For me, Project Euler combines math, programming, and stats in a way that really keeps me motivated to continue and learn new concepts and programming / problem-solving approaches.

However, at problem 31, I really got stuck. For several hours, I struggled to solve it in a satisfactory fashion, even though most other problems only take 5-90 minutes.

After hours of struggling, I pretty much gave up, and googled some potential solutions. Aparently, the way to solve problem 31, is to take a so-called dynamic programming approach.

Dynamic programming is both a mathematical optimization method and a computer programming method. The method was developed by Richard Bellman in the 1950s and has found applications in numerous fields, from aerospace engineering to economics. In both contexts it refers to simplifying a complicated problem by breaking it down into simpler sub-problems in a recursive manner. While some decision problems cannot be taken apart this way, decisions that span several points in time do often break apart recursively. Likewise, in computer science, if a problem can be solved optimally by breaking it into sub-problems and then recursively finding the optimal solutions to the sub-problems, then it is said to have optimal substructure.

Now, this sounded like something I’d like to learn more about! I was already quite familiar with recursive problems and solutions, but this dynamic programming sounded next-level.

So I googled and googled for tutorials and other resources, and I finally came across this free 2011 MIT course that I intend to view over the coming weeks.

There’s even a course website with additional materials and assignments (in Python).
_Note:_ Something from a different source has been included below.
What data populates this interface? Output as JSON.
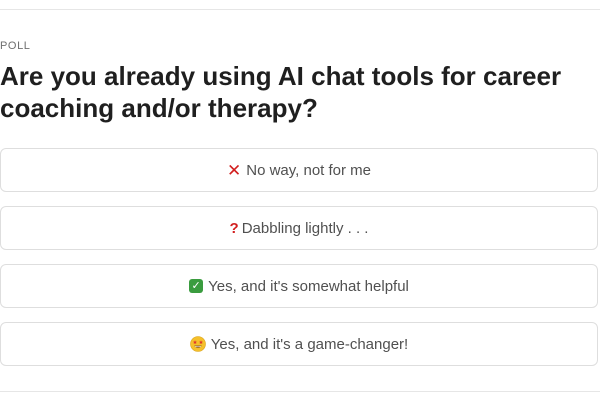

For those less interested in (dynamic) programming but mostly in machine learning, there’s this other great MIT OpenCourseWare youtube playlist of their Artificial Intelligence course. I absolutely loved that course and I really powered through it in a matter of weeks (which is why I am already psyched about this new one). I learned so much new concepts, and I strongly recommend it. Unfortunately, the professor recently passed away.

Looking for a custom typeface to use in your data visualizations? Google Fonts is an awesome databank of nearly a thousands font families you can access, download, and use for free.

Katie Jolly wanted to surprise a friend with a nice geeky gift: a custom-made map cutout. Using R and some visual finetuning in Inkscape, she was able to made the below.

A detailed write-up of how Katie got to this product is posted here.

Basically, the R’s tigris package included all data on roads, and the ArcGIS Open Data Hub provided the neighborhood boundaries. Fortunately, the sf package is great for transforming and manipulating geospatial data, and includes some functions to retrieve a subset of roads based on their distance to a centroid. With this subset, Katie could then build these wonderful plots in no time with ggplot2.

The website PapersWithCode.com lists all scientific publications of which the codes are open-sourced on GitHub. Moreover, you can sort these papers by the stars they accumulated on Github over the past days.

The authors, @rbstojnic and @rosstaylor90, just made this in their spare time. Thank you, sirs!

Papers with Code allows you to quickly browse state-of-the-art research on GANs and the code behind them, for instance. Alternatively, you can browse for research and code on sentiment analysis or LSTMs.

In optimizing their transportation services, Uber uses evolutionary strategies and genetic algorithms to train deep neural networks through reinforcement learning. A lot of difficult words in one sentence; you can imagine the complexity of the process.

Because it is particularly difficult to observe the underlying dynamics of this learning process in neural network optimization, Uber built VINE – a Visual Inspector for NeuroEvolution. VINE helps to discover how evolutionary strategies and genetic optimizing are performing under the hood. In a recent article, they demonstrate how VINE works on the MujocoHumanoid Locomotion task.

[…] In the Humanoid Locomotion Task, each pseudo-offspring neural network controls the movement of a robot, and earns a score, called its fitness, based on how well it walks. [Evolutionary principles] construct the next parent by aggregating the parameters of pseudo-offspring based on these fitness scores […]. The cycle then repeats.